Best grown in organically rich, slightly acidic, moist but well-drained soils in full sun to part shade. Will tolerate some brief seasonal flooding but is generally intolerant of wet soils which can cause root rot. Best fruiting generally occurs in climates with cool summers (high summer heat may stunt plants). Propagate by dormant rhizome segments, stem cuttings or seed.

Flowers and fruits are absent on new cane-like stems in the first year, but appear in the second year on overwintered stems. If flowers and fruit production are a priority, consider pruning as follows: (1) Remove canes that have fruited immediately after fruit is harvested, leaving the new vegetative (non-fruiting) canes to overwinter. Also remove at this time any non-fruiting canes that exhibit weakness or disease or are growing in strange directions. (2) In late winter, remove any canes damaged by winter and thin the remaining canes as needed, leaving only healthy, well-spaced canes.

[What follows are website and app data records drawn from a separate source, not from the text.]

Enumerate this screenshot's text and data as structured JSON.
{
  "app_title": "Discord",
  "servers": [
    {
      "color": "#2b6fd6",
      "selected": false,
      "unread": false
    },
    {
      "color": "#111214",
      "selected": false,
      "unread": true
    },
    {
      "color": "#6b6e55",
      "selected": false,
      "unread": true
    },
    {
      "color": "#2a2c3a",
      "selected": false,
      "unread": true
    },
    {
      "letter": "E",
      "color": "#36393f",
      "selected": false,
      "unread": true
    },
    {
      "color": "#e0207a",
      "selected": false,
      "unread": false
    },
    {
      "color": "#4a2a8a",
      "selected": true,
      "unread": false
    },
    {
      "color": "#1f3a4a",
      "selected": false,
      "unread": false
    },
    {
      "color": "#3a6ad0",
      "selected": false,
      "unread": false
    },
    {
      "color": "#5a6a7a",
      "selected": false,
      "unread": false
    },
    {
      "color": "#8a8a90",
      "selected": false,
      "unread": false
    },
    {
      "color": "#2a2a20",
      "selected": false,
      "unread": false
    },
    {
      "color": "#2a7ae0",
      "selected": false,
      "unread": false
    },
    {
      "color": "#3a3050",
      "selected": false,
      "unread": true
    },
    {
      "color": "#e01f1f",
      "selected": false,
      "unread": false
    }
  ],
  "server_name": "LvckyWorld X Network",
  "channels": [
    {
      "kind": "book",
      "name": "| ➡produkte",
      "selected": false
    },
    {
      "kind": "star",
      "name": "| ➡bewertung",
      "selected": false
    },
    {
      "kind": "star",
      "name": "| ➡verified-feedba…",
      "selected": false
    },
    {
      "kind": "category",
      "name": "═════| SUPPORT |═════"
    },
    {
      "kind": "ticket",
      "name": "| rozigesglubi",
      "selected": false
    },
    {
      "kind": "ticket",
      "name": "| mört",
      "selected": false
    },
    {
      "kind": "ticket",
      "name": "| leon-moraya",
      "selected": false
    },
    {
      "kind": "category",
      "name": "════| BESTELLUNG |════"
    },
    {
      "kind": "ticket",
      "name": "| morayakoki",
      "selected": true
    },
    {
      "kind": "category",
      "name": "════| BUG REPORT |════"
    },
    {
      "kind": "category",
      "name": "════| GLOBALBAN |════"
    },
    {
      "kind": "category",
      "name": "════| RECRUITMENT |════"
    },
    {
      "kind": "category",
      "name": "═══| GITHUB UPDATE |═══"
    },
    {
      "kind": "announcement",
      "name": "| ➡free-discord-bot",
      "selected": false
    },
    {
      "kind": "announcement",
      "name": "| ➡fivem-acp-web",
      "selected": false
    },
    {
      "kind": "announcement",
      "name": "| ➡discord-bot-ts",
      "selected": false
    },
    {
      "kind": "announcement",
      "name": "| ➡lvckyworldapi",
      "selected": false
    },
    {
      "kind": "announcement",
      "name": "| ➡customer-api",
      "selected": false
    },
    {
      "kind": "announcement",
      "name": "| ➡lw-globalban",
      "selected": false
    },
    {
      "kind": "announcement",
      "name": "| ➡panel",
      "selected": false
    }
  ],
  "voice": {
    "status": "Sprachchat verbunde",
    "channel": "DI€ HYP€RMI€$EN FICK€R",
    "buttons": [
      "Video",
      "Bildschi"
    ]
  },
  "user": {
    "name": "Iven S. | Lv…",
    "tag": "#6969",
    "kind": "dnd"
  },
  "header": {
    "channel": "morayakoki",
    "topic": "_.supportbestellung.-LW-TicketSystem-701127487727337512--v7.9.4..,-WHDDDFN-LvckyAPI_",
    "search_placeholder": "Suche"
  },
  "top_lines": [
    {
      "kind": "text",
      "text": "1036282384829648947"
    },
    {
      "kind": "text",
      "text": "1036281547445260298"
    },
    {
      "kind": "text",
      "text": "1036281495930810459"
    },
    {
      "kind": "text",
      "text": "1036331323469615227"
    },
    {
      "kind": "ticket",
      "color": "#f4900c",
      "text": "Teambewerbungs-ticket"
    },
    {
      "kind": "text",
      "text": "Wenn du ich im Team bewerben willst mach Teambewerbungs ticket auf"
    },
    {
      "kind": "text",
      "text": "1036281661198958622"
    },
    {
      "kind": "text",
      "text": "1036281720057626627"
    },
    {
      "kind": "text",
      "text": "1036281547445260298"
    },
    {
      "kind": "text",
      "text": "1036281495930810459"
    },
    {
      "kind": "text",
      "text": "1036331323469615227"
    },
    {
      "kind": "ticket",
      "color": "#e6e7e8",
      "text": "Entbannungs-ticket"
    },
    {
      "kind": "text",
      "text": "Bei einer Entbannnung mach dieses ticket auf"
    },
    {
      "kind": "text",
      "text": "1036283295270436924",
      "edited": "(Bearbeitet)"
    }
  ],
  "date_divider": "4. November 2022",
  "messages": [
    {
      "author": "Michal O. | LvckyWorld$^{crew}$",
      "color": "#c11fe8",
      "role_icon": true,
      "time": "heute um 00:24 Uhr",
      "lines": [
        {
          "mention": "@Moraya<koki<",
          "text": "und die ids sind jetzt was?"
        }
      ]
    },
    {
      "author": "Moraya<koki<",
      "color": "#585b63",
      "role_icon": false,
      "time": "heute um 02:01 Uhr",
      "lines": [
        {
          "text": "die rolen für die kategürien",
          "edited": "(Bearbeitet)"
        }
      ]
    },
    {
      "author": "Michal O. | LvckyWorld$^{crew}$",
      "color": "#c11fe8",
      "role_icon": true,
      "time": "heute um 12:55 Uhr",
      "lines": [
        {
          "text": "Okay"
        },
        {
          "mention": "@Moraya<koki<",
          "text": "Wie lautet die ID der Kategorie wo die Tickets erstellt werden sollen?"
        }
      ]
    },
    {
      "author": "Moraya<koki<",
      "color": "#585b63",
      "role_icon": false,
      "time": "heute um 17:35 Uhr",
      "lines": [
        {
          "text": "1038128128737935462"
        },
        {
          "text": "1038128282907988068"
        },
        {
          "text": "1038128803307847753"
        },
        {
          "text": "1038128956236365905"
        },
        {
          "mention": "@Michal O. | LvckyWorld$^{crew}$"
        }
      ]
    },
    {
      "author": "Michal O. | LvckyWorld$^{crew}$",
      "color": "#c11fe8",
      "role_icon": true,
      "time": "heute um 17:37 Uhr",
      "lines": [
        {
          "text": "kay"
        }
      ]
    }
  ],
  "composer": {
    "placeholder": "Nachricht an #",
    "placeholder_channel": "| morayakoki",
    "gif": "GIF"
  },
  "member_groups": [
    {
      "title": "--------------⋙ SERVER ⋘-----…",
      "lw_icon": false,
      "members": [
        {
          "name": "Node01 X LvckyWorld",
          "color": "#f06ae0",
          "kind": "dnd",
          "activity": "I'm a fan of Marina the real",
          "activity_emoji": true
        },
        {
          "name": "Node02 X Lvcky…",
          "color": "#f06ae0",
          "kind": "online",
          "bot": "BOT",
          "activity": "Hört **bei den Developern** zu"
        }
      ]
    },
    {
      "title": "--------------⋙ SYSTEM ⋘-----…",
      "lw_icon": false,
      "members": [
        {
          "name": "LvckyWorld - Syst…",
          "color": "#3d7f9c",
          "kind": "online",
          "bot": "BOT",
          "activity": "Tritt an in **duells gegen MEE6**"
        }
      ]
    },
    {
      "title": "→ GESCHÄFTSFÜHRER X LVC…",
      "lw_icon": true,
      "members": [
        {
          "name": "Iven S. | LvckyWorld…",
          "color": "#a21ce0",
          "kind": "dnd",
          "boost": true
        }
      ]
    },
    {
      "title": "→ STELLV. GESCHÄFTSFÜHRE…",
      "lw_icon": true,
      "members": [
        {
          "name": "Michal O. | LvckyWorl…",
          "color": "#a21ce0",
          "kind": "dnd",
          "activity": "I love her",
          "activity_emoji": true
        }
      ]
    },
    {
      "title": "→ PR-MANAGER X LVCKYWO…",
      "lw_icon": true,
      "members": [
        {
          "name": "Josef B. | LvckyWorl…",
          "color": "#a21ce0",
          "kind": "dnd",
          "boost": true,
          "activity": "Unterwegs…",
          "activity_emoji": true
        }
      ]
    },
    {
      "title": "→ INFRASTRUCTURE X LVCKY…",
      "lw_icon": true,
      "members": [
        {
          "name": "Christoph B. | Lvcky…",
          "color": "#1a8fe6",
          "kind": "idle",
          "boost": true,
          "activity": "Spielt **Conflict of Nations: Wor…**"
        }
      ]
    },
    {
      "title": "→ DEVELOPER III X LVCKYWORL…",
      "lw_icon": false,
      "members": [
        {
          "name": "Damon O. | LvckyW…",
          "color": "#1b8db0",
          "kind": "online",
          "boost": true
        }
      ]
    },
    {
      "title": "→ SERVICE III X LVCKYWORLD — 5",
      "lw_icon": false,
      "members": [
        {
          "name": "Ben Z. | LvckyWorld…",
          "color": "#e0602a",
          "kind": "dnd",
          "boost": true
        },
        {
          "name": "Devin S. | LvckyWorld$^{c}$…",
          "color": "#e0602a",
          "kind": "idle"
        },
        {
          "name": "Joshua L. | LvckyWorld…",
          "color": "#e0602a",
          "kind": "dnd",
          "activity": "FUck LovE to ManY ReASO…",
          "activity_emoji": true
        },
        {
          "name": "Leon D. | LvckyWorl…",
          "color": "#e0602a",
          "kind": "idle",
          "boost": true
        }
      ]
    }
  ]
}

Noteworthy Characteristics

Rubus parviflorus, commonly known as thimbleberry or western thimbleberry, is a dense, upright, multi-branched, thicket-forming, non-spiny, deciduous shrub which typically grows to 4-8' tall. It is native to forest openings, forest margins and thickets in western and northern North America from Alaska south to California, New Mexico and northern Mexico with an additional presence in South Dakota, the upper midwest and Great Lakes region. It is sometimes found on streambanks, lakeshores and along roads and railroad right-of-ways. Shrubs will typically naturalize to form thickets in the wild. Fragrant five-petaled white flowers (to 2" diameter) bloom in clusters in spring (May - July). Flowers give way to edible raspberry-like fruits which mature in mid-summer. Soft, velvety, 3-5 lobed green leaves (to 8" across) with sharp toothed margins turn attractive shades of gold and brown in fall.

Fruits may be eaten directly off the shrub or used to make flavorful jams and jellies, but are rarely commercially cultivated because they are very soft and very difficult to pack and ship without damage. Each fruit is technically not a berry but is an aggregate fruit containing numerous pubescent drupelets surrounding a central core. Carefully remove the drupelets and what is left resembles a thimble, hence the common name of thimbleberry.

This shrub is a larval host for the yellow-banded sphinx moth (Proserpinus flavofasciata).

Genus name is the Latin name for brambles (blackberry and raspberry).

Specific epithet from Latin means small flower (somewhat misleading since the flowers of this shrub are among the largest flowers found in the Rubus genus).


Leaf spots, anthracnose, botrytis, powdery mildew, spur blight, root rots, and other fungal diseases can cause problems. Watch for verticillium and/or bluestem wilt and raspberry mosaic disease complex. Cane borers and crown bores are potentially serious insect pests. Aphids can be troublesome.


As an ornamental shrub, it is best grown in areas where in can naturalize. Informal hedge. Bird gardens.